= Assignment =
Repeat the data precisely as given.

= Material shown =
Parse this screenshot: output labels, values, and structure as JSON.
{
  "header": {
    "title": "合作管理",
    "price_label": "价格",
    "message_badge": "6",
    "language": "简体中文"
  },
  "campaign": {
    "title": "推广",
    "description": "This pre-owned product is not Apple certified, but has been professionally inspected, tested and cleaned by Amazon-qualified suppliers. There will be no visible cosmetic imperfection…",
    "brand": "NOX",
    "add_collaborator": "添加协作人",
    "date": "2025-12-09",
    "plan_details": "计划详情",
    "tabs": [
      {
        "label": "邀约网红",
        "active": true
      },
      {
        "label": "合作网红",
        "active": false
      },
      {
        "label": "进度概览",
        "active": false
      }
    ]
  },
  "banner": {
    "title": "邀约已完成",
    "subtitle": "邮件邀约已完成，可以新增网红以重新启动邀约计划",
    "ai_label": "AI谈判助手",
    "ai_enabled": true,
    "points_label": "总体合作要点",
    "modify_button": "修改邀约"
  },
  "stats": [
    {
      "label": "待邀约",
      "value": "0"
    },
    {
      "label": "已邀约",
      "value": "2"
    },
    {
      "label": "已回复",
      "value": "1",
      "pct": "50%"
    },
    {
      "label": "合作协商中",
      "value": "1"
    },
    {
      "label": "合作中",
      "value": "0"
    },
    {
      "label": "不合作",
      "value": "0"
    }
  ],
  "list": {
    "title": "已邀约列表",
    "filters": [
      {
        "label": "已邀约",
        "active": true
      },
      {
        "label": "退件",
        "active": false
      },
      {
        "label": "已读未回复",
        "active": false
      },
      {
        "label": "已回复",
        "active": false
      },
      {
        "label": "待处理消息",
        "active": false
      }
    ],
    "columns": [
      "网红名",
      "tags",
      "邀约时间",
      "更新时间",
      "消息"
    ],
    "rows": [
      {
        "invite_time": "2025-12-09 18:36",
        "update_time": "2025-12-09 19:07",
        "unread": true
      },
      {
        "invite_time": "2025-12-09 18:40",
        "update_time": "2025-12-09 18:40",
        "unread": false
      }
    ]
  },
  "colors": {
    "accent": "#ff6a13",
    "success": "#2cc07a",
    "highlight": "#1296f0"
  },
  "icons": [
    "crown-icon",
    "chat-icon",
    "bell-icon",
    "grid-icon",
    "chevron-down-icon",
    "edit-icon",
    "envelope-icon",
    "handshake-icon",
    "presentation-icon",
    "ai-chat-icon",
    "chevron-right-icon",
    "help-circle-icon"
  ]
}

= Output for this task =
Parse this screenshot: output labels, values, and structure as JSON.
{
  "header": {
    "title": "合作管理",
    "price_label": "价格",
    "message_badge": "6",
    "language": "简体中文"
  },
  "campaign": {
    "title": "推广",
    "description": "This pre-owned product is not Apple certified, but has been professionally inspected, tested and cleaned by Amazon-qualified suppliers. There will be no visible cosmetic imperfection…",
    "brand": "NOX",
    "add_collaborator": "添加协作人",
    "date": "2025-12-09",
    "plan_details": "计划详情",
    "tabs": [
      {
        "label": "邀约网红",
        "active": true
      },
      {
        "label": "合作网红",
        "active": false
      },
      {
        "label": "进度概览",
        "active": false
      }
    ]
  },
  "banner": {
    "title": "邀约已完成",
    "subtitle": "邮件邀约已完成，可以新增网红以重新启动邀约计划",
    "ai_label": "AI谈判助手",
    "ai_enabled": true,
    "points_label": "总体合作要点",
    "modify_button": "修改邀约"
  },
  "stats": [
    {
      "label": "待邀约",
      "value": "0"
    },
    {
      "label": "已邀约",
      "value": "2"
    },
    {
      "label": "已回复",
      "value": "1",
      "pct": "50%"
    },
    {
      "label": "合作协商中",
      "value": "1"
    },
    {
      "label": "合作中",
      "value": "0"
    },
    {
      "label": "不合作",
      "value": "0"
    }
  ],
  "list": {
    "title": "已邀约列表",
    "filters": [
      {
        "label": "已邀约",
        "active": true
      },
      {
        "label": "退件",
        "active": false
      },
      {
        "label": "已读未回复",
        "active": false
      },
      {
        "label": "已回复",
        "active": false
      },
      {
        "label": "待处理消息",
        "active": false
      }
    ],
    "columns": [
      "网红名",
      "tags",
      "邀约时间",
      "更新时间",
      "消息"
    ],
    "rows": [
      {
        "invite_time": "2025-12-09 18:36",
        "update_time": "2025-12-09 19:07",
        "unread": true
      },
      {
        "invite_time": "2025-12-09 18:40",
        "update_time": "2025-12-09 18:40",
        "unread": false
      }
    ]
  },
  "colors": {
    "accent": "#ff6a13",
    "success": "#2cc07a",
    "highlight": "#1296f0"
  },
  "icons": [
    "crown-icon",
    "chat-icon",
    "bell-icon",
    "grid-icon",
    "chevron-down-icon",
    "edit-icon",
    "envelope-icon",
    "handshake-icon",
    "presentation-icon",
    "ai-chat-icon",
    "chevron-right-icon",
    "help-circle-icon"
  ]
}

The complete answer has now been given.